When reports of Mullah Omar’s death started emerging on Wednesday, many took the news with a pinch of salt. After all, this was not the first time the reclusive head of the Afghan Taliban had been “killed”. Was he really dead? Was there irrefutable evidence this time? Or was this another attempt by intelligence agencies at forcing the elusive man to somehow reveal himself? With the second round of talks between the Afghan government and the Taliban scheduled for Friday, the timing is also a suspect. It seems that the legendary leader of the Taliban is truly dead – and has been for two years now – the final confirmation coming from the Taliban themselves, who have elected a new leader in Mullah Akhtar Mansoor after convening a Shura.

Mullah Omar , born in a small village in Kandahar, rose to prominence during the Soviet occupation and proved himself a capable fighter and commander. In the 1990s he led the Taliban movement and was the de facto head of the newly formed Islamic Emirate of Afghanistan; which later provided sanctuary and manpower to Osama Bin Laden and Al Qaeda, even in the face of massive international pressure to give him up. He has not been seen in public since the US invasion, serving more as a figurehead than an active commander. Yet even that has been slipping away in recent years; the increasing disintegration of the Taliban into various factions meant he had exercised only a tenuous hold over his organisation. Regardless, it is undeniable that the death of Mullah Omar is a blow to the Taliban. His cult status kept the group together, it is doubtful that his successor will be afforded the same deference.

His death, and the mysterious circumstances surrounding it, raises many questions. If he has been dead since 2013, the fiction of his survival was meticulously maintained, which begs the question, how many were in on this fiction and will this deception affect the loyalty of the common Taliban foot soldier? It also puts a question mark over all the statements made ostensibly by Mullah Omar during this period – the most significant being his endorsement of the recent peace process. Who made these statements and will the Taliban abide by them? Much depends on the new leader, who is reportedly in favour of the talks, yet Mullah Omar’s death is surely a setback for the nascent dialogue – which has been postponed.

It also doesn’t bode well that reports indicate that that many senior Taliban commanders are not satisfied with the new ‘Supreme Leader’. With the Islamic State waiting in the wings and the peace process on the line, the future of the Taliban is in question.

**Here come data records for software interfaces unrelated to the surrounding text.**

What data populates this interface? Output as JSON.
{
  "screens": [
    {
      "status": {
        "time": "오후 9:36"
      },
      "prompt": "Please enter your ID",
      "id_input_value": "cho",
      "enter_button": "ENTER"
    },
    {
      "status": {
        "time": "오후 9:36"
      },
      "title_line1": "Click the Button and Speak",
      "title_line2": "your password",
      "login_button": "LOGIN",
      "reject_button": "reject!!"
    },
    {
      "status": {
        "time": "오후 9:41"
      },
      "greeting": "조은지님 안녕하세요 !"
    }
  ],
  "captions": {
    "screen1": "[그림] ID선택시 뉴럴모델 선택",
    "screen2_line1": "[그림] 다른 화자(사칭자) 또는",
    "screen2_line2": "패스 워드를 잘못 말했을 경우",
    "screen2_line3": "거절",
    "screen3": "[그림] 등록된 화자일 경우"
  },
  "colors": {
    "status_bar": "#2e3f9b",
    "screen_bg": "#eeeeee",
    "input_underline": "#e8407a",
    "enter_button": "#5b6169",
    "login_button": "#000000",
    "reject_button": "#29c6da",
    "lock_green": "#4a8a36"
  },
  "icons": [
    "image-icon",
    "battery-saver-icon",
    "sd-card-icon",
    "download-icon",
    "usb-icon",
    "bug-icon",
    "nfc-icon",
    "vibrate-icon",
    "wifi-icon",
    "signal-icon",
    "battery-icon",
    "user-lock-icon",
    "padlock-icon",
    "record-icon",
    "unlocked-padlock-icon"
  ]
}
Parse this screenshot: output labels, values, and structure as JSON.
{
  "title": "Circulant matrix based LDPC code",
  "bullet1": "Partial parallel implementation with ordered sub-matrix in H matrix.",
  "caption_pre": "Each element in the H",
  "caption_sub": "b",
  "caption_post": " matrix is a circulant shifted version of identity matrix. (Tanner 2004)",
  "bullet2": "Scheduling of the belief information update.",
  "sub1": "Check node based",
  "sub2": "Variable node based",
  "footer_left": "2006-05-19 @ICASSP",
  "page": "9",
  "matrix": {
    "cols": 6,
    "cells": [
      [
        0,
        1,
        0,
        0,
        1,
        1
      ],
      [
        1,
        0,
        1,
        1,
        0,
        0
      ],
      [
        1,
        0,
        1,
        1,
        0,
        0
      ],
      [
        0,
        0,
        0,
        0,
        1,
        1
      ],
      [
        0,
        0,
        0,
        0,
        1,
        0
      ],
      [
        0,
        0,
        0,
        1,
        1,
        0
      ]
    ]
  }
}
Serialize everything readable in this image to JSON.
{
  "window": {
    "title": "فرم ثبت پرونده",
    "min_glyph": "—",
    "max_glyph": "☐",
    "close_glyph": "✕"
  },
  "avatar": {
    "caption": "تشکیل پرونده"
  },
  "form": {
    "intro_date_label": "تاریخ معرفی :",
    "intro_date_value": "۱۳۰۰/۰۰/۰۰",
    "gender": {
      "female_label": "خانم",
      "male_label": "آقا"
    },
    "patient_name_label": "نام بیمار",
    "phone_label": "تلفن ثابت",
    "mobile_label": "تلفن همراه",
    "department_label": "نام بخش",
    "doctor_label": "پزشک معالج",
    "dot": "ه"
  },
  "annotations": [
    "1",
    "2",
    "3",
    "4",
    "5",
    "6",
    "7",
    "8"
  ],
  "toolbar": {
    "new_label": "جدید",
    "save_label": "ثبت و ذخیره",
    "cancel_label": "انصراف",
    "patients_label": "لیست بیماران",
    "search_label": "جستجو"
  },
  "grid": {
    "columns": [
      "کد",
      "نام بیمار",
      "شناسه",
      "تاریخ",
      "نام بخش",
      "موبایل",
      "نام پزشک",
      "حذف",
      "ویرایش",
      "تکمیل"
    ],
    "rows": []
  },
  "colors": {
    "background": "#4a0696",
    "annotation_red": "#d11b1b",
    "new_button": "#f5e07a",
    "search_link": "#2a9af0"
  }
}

Of all the times Mullah Omar could have turned up dead, it does seems this is the worst.